Connect with us


FIFA refloats idea of using algorithms to determine transfer fees

FIFA has reignited the debate on reforming the multi-billion dollar football transfer market by proposing the use of algorithms to set player transfer fees. 

At the annual law conference in Tokyo, FIFA president Gianni Infantino called for discussions on estimating the fair value of transfer fees through an algorithm.

This move is aimed at increasing transparency and fairness.

“Now more than ever it is fundamental for us to talk about these and other topics,” Infantino said (via The Spec).

“For example, to discuss about the possibility to use an algorithm to estimate the fair value of transfer fees in order to increase transparency in the transfer system and help the football stakeholders.”

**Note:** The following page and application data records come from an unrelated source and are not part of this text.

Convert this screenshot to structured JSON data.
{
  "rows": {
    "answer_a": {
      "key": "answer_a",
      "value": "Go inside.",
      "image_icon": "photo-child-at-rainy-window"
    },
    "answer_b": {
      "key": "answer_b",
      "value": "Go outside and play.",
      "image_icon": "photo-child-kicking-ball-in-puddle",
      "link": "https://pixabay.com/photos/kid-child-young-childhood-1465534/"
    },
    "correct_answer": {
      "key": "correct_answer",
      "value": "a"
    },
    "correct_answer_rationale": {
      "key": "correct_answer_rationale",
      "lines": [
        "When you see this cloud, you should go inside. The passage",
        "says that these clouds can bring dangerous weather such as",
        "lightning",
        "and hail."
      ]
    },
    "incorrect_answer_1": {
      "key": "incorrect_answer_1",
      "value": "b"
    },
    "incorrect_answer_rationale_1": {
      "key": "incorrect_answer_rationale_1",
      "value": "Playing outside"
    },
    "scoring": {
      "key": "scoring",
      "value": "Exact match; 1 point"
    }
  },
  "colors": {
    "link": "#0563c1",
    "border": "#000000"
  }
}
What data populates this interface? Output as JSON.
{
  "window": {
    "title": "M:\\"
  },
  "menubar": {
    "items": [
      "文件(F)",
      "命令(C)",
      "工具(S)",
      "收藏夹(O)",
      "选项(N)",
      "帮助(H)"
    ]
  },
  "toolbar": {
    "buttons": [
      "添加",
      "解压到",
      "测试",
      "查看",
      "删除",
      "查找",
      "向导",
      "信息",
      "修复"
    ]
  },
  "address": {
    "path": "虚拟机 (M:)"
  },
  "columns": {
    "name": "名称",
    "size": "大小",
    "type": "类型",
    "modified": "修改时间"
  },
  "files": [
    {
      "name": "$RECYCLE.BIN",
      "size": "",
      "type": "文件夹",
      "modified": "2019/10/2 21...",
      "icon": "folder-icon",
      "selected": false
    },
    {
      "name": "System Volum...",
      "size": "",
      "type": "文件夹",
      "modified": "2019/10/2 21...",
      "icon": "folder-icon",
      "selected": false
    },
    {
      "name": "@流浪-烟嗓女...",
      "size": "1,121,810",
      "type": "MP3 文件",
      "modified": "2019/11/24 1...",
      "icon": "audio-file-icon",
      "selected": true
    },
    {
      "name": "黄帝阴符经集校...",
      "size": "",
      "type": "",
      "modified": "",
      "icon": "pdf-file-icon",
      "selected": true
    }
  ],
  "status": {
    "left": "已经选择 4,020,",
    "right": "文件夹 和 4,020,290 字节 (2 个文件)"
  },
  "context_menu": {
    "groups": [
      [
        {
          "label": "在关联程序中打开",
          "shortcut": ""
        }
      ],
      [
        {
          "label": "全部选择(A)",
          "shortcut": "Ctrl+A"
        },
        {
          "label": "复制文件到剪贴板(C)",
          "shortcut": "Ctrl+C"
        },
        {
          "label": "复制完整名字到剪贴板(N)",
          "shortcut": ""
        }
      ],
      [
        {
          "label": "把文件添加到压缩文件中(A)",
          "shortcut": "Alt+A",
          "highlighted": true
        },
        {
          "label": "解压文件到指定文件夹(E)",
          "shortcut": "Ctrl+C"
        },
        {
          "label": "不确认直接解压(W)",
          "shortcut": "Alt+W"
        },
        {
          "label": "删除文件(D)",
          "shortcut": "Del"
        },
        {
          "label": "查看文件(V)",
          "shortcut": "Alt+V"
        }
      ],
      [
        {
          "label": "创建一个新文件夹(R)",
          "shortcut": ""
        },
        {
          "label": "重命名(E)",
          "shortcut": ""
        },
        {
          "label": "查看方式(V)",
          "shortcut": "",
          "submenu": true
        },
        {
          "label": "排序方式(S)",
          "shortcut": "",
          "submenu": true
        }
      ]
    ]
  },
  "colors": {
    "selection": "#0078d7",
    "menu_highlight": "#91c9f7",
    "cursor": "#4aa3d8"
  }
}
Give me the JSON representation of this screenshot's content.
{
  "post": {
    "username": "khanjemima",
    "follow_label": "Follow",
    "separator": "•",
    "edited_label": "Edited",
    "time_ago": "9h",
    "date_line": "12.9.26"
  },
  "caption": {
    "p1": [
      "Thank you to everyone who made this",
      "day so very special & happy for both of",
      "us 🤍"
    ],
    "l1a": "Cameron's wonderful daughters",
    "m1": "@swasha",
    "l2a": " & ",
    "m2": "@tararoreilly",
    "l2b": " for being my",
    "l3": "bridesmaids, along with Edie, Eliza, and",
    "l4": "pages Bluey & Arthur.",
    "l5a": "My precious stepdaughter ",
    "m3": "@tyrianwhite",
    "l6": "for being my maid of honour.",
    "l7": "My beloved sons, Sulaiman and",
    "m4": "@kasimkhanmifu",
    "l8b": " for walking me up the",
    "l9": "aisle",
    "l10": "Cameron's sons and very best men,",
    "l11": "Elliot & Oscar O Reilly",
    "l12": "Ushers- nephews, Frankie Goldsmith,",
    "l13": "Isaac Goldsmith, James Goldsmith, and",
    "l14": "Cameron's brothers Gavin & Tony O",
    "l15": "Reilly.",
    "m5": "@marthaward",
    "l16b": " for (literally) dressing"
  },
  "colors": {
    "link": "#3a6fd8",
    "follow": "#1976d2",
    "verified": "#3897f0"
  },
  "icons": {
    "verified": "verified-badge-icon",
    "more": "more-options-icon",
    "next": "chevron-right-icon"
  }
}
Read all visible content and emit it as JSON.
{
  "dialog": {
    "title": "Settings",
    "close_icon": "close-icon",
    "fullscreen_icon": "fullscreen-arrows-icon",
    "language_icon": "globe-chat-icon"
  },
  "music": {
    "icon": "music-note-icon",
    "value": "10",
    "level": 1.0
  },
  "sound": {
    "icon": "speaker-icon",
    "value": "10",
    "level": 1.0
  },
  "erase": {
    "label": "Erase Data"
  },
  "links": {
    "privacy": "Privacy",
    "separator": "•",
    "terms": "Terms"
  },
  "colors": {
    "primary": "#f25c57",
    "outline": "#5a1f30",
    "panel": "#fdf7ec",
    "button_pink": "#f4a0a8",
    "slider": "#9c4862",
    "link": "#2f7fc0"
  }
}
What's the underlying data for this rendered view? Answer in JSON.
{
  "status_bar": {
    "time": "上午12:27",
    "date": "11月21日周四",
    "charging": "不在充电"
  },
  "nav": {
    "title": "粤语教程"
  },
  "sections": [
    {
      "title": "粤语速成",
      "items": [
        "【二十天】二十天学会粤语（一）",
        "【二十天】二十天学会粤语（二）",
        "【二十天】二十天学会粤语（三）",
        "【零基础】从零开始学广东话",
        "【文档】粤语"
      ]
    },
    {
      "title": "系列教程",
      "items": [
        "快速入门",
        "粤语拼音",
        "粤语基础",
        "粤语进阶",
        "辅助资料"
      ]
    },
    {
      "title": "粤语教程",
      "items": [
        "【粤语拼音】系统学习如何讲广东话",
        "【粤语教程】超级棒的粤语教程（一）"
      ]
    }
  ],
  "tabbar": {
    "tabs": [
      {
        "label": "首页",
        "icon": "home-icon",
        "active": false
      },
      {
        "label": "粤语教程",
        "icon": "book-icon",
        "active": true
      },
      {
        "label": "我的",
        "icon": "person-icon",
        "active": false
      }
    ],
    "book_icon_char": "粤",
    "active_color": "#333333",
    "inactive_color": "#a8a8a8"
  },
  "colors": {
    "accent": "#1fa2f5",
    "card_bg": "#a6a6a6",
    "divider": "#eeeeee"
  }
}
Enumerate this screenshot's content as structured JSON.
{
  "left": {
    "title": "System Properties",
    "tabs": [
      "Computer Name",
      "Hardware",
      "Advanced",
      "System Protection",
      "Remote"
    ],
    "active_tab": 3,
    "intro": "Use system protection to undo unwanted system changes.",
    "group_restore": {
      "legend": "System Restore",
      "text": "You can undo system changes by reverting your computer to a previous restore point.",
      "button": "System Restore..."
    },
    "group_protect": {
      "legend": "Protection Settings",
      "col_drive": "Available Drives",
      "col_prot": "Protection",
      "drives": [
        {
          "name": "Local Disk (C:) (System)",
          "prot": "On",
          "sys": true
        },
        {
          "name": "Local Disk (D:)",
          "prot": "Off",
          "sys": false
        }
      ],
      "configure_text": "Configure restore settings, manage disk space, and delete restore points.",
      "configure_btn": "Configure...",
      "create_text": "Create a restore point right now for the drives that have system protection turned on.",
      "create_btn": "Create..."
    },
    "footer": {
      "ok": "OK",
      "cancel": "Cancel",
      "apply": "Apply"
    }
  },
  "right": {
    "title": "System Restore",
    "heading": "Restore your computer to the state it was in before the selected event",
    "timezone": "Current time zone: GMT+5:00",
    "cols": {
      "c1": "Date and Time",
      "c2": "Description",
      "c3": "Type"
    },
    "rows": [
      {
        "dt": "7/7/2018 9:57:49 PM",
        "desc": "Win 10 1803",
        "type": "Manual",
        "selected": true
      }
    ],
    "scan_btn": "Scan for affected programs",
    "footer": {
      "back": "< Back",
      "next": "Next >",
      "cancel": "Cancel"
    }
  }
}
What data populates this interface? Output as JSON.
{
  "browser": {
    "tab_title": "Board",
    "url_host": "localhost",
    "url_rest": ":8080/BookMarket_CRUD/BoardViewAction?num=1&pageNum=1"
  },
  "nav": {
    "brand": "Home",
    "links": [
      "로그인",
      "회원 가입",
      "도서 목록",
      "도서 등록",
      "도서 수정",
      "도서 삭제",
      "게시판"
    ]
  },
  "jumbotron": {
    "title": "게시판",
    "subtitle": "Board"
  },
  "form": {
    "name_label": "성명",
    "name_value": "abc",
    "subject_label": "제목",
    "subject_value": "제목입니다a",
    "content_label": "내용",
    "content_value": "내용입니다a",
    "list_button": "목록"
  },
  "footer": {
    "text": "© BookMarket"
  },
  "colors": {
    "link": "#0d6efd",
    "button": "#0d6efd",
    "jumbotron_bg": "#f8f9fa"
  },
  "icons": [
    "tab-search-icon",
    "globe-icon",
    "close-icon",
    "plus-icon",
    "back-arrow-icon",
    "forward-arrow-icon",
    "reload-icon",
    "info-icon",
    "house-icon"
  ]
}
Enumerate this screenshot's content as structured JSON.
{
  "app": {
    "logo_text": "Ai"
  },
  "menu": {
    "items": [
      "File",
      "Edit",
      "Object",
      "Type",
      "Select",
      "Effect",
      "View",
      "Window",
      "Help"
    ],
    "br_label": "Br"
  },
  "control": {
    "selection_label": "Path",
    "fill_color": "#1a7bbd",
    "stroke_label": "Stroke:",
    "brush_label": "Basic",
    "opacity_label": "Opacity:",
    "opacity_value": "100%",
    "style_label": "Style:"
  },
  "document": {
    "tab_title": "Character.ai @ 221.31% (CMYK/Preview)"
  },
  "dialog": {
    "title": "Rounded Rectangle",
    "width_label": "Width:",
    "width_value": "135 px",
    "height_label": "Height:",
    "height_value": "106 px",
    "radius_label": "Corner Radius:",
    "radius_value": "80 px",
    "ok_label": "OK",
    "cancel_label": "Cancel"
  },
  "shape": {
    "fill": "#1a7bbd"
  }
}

This suggestion is not new but raises concerns. Clubs fear having their negotiating power limited. 

There are also legal hurdles to overcome with potential clashes against European Union competition law, as evident in the European Super League case.

FIFA’s interest in algorithm-based pricing dates back to 2017, with the establishment of a dedicated transfer task force. 

However, no concrete proposal materialised. There have since been multiple record-breaking transfers, with Chelsea shelling out over £200 million to sign Moises Caicedo and Enzo Fernandez.

Paris Saint-Germain’s record-breaking transfers of Neymar (€222m) and Kylian Mbappe (€180m) highlight the exorbitant sums involved in transfers and the need for potential regulation.

Interestingly, FIFA has supported a transfer value algorithm project at the University of Neuchatel since 2010. 

This algorithm has assigned values of over €250m to players such as Real Madrid’s Jude Bellingham and Manchester City’s Erling Braut Haaland, which is higher than estimates from industry website Transfermarkt. 

This discrepancy demonstrates the potential challenges in defining and implementing a universally accepted valuation method.

The idea of transparency through algorithms is alluring, but the challenges are too many. Club autonomy, legal compliance and the accuracy and fairness of the algorithm itself are significant hurdles. 

The debate will be heated, with stakeholders across the footballing world having their say. 

More in FIFA